All right. Those were six of my New Year’s resolution ideas. I want to add one more bonus. This one’s close to my heart. I think it’s really important. Upgrade your tech. Upgrade your tech stack, your technology needs an upgrade, guaranteed.  

Most organizations – in our Volunteer Management Progress Report, we have been asking. It’s our global survey. We’ve been asking about people’s self-assessment of their digital maturity when it comes to volunteerism. 

And gang, it’s not really where it needs to be. And if we want to attract today’s volunteers, we’ve gotta use today’s tools. So not having software that builds relationships while you sleep, for example email service providers and email software systems that you can preload drip campaigns and autoresponder campaigns. 

That’s really important to building those relationships with your entire, both donor and volunteer base. We also need databases that track donors and volunteers and that talk together. We need to know which volunteers are donors and which donors are volunteers. And we need to communicate and coordinate our communications, because we have two departments often talking to that same person and they’re not always aligned very well. 

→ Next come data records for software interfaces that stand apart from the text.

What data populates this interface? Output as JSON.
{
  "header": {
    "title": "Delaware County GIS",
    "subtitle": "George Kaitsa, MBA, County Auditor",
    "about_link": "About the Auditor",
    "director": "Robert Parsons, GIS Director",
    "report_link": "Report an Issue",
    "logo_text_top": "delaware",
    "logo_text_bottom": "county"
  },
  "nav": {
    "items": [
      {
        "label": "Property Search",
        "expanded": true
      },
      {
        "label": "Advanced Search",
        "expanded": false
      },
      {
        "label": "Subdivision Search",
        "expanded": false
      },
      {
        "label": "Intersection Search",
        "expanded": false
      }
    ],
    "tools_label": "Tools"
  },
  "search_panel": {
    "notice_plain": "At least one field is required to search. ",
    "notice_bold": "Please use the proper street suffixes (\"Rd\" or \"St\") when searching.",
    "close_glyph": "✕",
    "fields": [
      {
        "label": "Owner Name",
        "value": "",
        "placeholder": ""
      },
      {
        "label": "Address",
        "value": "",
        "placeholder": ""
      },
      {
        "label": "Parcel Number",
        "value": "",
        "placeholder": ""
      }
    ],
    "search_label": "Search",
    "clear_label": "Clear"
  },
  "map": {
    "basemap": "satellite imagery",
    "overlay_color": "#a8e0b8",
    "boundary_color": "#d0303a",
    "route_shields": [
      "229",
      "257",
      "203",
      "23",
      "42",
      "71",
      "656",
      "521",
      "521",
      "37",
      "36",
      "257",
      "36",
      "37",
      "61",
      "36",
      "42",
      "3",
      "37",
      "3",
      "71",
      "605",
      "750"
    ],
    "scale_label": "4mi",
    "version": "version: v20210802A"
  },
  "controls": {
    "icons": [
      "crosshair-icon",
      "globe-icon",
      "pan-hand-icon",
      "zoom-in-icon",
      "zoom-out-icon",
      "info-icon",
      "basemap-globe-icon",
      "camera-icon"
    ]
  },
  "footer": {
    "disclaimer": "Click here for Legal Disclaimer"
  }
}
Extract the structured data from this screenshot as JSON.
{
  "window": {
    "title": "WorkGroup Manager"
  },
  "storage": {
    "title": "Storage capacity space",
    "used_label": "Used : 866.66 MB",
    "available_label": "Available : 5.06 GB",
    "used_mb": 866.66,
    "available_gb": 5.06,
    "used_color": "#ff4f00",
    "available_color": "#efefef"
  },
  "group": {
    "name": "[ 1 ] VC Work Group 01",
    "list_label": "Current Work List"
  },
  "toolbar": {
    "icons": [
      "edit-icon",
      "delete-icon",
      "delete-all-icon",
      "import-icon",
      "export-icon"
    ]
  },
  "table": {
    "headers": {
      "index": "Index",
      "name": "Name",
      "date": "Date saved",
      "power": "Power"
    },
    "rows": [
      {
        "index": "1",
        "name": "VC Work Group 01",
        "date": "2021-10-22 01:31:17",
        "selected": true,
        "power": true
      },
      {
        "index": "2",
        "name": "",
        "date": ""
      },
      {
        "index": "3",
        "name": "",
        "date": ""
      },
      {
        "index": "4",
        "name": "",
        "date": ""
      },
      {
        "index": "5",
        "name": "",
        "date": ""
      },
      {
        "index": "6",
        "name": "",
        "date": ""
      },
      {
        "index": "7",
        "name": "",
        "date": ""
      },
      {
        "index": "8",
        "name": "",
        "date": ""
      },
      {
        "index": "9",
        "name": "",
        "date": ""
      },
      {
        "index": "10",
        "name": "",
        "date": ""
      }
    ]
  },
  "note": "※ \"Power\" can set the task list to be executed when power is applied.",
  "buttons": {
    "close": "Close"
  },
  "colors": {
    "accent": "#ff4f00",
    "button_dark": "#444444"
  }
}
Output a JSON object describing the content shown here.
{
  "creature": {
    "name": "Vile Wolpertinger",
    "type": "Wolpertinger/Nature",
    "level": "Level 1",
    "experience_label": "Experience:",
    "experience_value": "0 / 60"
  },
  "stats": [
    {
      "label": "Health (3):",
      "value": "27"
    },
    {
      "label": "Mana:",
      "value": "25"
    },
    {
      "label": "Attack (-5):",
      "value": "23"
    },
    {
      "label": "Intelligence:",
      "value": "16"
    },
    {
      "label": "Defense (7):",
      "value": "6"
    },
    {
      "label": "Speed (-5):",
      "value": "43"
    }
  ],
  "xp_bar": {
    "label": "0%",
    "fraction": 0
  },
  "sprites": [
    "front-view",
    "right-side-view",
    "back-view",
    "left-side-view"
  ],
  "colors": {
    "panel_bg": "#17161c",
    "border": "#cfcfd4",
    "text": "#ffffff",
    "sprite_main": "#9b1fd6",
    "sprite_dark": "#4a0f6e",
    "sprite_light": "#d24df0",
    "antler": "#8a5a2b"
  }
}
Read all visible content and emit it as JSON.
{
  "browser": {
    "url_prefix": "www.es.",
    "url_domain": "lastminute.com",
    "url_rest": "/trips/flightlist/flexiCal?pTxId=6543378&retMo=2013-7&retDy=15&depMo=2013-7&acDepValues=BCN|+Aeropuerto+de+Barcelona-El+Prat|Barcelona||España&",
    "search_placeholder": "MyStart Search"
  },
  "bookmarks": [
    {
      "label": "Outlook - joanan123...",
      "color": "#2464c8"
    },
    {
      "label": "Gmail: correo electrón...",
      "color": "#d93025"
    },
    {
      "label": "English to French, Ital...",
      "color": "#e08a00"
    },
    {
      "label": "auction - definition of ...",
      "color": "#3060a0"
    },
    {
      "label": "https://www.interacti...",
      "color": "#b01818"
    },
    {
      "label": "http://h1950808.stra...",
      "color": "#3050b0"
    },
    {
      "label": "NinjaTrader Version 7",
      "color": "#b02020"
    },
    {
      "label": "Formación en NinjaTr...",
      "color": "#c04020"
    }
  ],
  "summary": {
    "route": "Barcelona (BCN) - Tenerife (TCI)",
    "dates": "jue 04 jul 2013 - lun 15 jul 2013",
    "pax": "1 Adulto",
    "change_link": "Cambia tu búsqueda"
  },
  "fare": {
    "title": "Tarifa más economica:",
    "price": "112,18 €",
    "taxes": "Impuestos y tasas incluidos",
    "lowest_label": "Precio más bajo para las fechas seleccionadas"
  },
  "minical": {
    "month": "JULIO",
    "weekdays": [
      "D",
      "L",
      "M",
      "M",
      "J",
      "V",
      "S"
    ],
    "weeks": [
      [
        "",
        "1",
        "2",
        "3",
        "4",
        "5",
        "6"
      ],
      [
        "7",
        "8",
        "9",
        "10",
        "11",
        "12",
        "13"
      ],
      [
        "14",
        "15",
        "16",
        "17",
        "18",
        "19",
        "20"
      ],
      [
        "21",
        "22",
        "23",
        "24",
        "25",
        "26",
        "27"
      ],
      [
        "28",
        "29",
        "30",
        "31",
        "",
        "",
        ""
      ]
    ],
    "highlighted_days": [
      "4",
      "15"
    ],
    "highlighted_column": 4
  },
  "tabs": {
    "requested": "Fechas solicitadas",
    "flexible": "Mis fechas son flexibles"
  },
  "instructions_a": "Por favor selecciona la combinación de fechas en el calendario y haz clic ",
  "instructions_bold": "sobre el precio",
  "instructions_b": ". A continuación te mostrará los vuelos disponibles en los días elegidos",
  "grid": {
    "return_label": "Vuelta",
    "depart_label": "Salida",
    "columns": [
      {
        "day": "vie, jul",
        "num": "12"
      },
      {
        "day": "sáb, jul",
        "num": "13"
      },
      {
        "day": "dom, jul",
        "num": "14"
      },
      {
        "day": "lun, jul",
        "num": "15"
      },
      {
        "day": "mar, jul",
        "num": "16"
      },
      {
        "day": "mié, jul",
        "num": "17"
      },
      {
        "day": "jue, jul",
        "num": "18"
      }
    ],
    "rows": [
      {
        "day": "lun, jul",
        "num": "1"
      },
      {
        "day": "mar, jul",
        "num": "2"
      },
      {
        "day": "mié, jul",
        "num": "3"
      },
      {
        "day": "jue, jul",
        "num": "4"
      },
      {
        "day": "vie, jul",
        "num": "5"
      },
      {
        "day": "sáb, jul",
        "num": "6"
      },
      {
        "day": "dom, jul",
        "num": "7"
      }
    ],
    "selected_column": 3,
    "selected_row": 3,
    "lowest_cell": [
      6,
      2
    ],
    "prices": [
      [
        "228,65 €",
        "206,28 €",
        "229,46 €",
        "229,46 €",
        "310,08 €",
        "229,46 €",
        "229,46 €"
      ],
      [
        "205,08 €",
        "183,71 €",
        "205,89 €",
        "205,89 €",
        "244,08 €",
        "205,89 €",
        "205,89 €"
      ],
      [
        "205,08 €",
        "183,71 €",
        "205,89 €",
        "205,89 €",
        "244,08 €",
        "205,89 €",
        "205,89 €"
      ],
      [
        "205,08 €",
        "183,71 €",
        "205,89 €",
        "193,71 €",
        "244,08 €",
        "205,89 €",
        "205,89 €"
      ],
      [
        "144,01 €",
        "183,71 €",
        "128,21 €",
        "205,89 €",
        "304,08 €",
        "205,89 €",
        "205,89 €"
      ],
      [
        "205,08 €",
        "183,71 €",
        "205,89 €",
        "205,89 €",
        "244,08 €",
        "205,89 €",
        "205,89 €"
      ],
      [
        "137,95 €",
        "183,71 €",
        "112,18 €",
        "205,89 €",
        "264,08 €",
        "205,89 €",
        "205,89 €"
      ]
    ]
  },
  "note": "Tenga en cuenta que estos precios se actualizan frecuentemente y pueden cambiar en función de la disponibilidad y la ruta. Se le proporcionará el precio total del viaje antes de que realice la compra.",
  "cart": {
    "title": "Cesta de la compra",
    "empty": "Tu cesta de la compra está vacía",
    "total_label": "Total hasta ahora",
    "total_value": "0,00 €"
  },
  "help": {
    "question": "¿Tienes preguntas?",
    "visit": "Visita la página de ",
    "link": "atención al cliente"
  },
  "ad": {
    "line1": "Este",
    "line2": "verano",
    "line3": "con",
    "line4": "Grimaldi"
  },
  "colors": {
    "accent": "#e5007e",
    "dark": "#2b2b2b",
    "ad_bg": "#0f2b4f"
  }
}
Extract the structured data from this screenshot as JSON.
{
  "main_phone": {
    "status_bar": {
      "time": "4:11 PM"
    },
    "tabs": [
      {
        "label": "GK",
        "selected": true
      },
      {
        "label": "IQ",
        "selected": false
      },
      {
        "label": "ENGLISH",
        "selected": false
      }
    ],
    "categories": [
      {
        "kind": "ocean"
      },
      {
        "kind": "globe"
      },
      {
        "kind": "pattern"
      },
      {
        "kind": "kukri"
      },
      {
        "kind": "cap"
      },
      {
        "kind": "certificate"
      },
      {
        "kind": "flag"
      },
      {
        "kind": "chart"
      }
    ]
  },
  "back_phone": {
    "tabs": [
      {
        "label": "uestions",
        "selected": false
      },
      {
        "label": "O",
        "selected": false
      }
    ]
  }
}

So we want to make sure we’re doing that, and that we understand the value of our supporters. We also want to bring on hardware, sometimes, that actually works. That can save time, create efficiencies, and get more impact.  

Do our laptops work? Do our projectors work? Are the tools that our volunteers are using in their outreach, is that working or that our team are using? So where are the areas of tech that are actually slowing people down and making them less effective, creating a space where they can’t get as much done? 

A perfect example is using a spreadsheet to manage volunteers, rather than a volunteer management software system. When you think about it, the time and energy spent, that the volunteer manager or volunteer coordinator has to spend typing in data, versus having volunteers manage their own data, it’s just like too much that they spend time in front of the computer when they should be spending time out in your organization. 

You know, greeting volunteers, training, building relationships, developing better strategies for volunteers, so they’re spending their time and energy on the wrong thing. So it’s not going to help you grow. So think about how tech, not only, “Wow, we just need better tech because we need to grow as an organization and reach more volunteers,” but also how can tech make your team more effective and free up their time so they can work on the things that really matter, right? 

So that’s my bonus New Year’s resolution idea for you. So I hope you enjoy these New Year’s resolution ideas for your nonprofit. I hope they offered you some fresh perspectives that can help your organization make a bigger impact and get more support with better systems.  

So I really hope this has helped you kind of think, and inspire you to think differently about how you can do things better in 2023. We all can improve in different ways. We have to. Your work is so important and so you need to be able to achieve it at your top level.  

So think about where you can improve. So that’s it. That’s our show for this week. Happy New Year to everybody. We’re saying goodbye to 2022. We’re saying hello to 2023. It’s a great time of renewal. 

And if you found this episode inspiring, I hope you’ll share it with a colleague. And don’t forget to rate and review; that helps us reach more people. So thank you for joining us for this episode of The Volunteer Nation. I will see you next time, same time, same place for another episode. See you then. 

Thanks for listening to this episode of the Volunteer Nation podcast. If you enjoyed it, please be sure to subscribe, rate, and review so we can reach people like you who want to improve the impact of their good cause.  

For more tips and notes from the show, check us out at TobiJohnson.com. We’ll see you next week for another installment of Volunteer Nation.